Many countries across the world have their own local speaking communities for example the Professional Speakers Association of Southern Africa (PSASA). These fee-based bodies exist to help speakers to grow their businesses through a variety of means. One needs to apply for membership and also meet their requirements. Workshops and annual conferences can then be attended which provide premium networking connections.

The option and one’s route to becoming a CSP™ (Certified Speaking Professional) is mapped out clearly and this prestigious designation enjoys the highest level of recognition within the association. One of their admirable cornerstones is the Code of Professional Ethics that holds members to high standards of integrity and professional practises.

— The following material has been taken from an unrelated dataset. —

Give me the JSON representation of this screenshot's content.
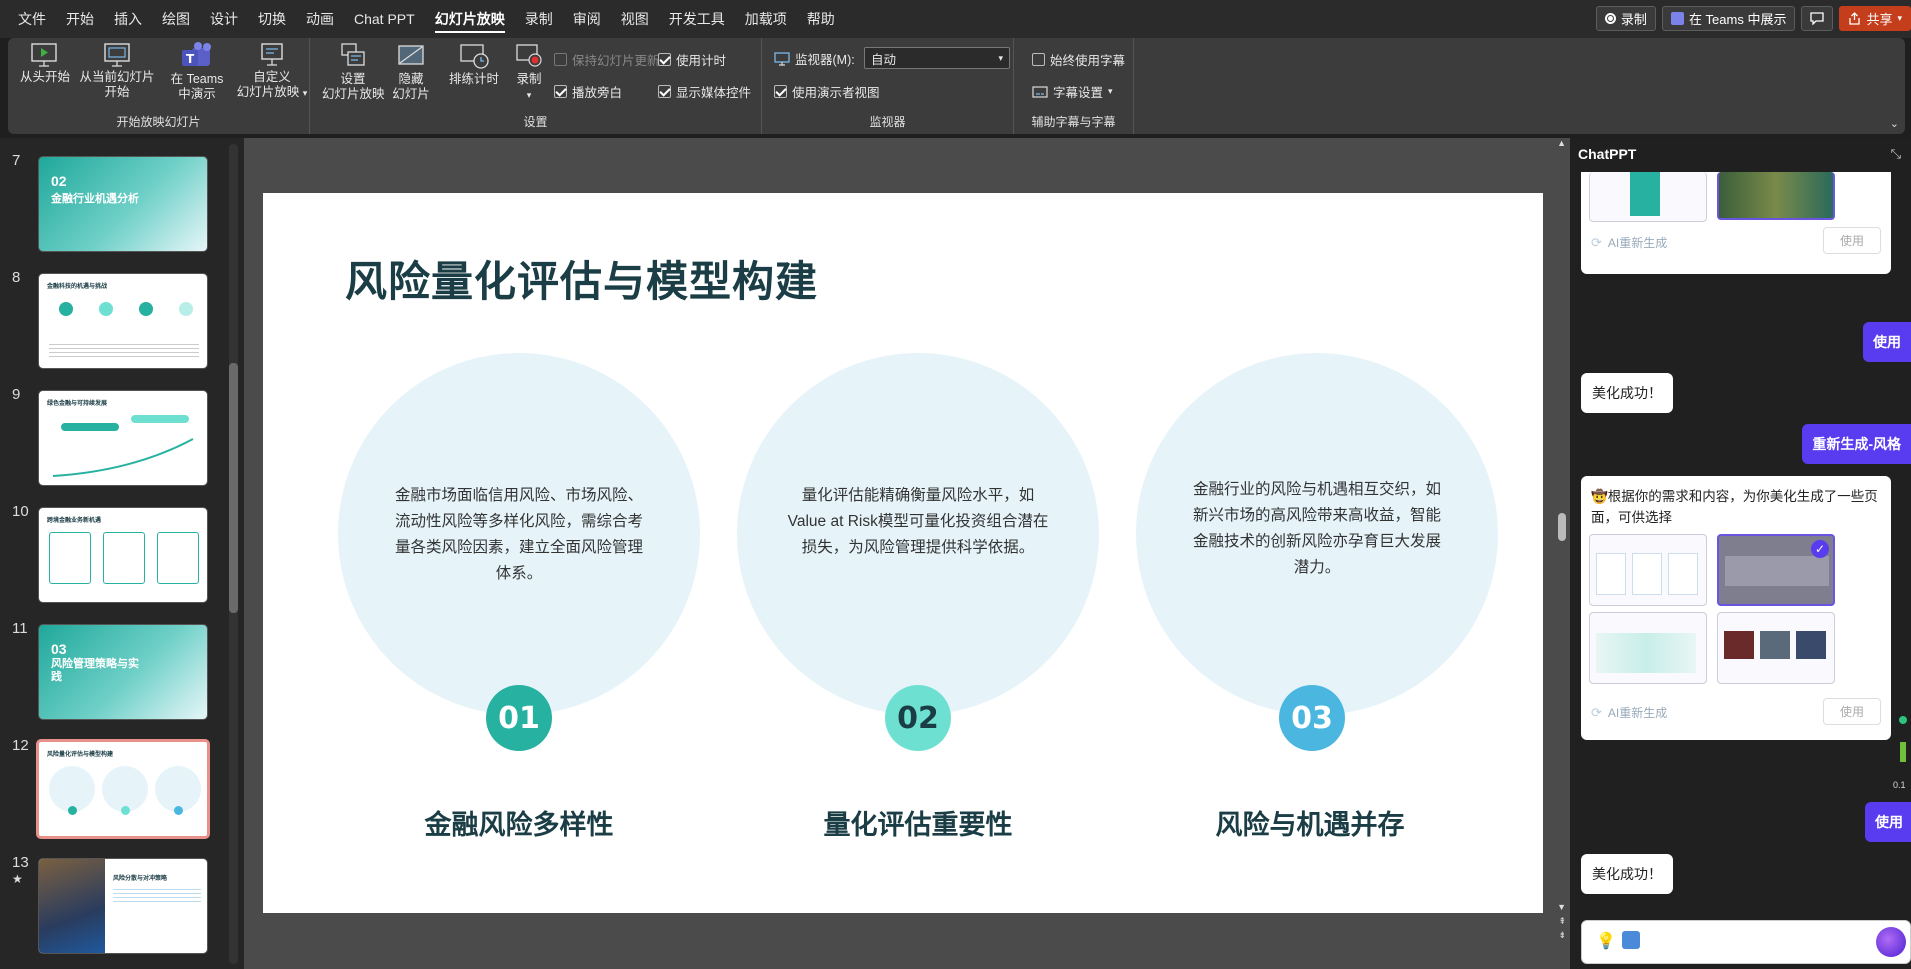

They act purposefully against any member who brings the speaking profession and association into disrepute.

In the final instalment (Part 3), Becoming a Motivational Speaker: Well-founded Tips we unpack: Working with Speaker Bureaus and other agents, establishing your home office, travel tips and ongoing learning. The big question is also asked whether a career from the spoken word is the correct one for you.

References:

  1. The Brand Called You / auth. Peters Tom. – [s.l.] : Fastcompany.com, 1997.
  2. 10 Ways to Become a Paid Speaker / auth. Ekstrom Jess. – [s.l.] : Entrepreneur.com, Accessed 15 January 2018.
  3. Want To Become A Conference Speaker? Embrace Content And Invest In Your Brand / auth. Hall John. – [s.l.] : Forbes.com, Accessed 23 January 2018.
  4. The Success Journey: The Process of Living Your Dreams [Book] / auth. Maxwell John C. – Nashville : Thomas Nelson, Inc., 1997. – p. 44.

14. The Ultimate Consultant – Powerful Techniques for the Successful Practitioner [Book] / auth. Weiss Alan. – San Francisco : Jossey-Bass / Pfeiffer, 2001. – p. 27.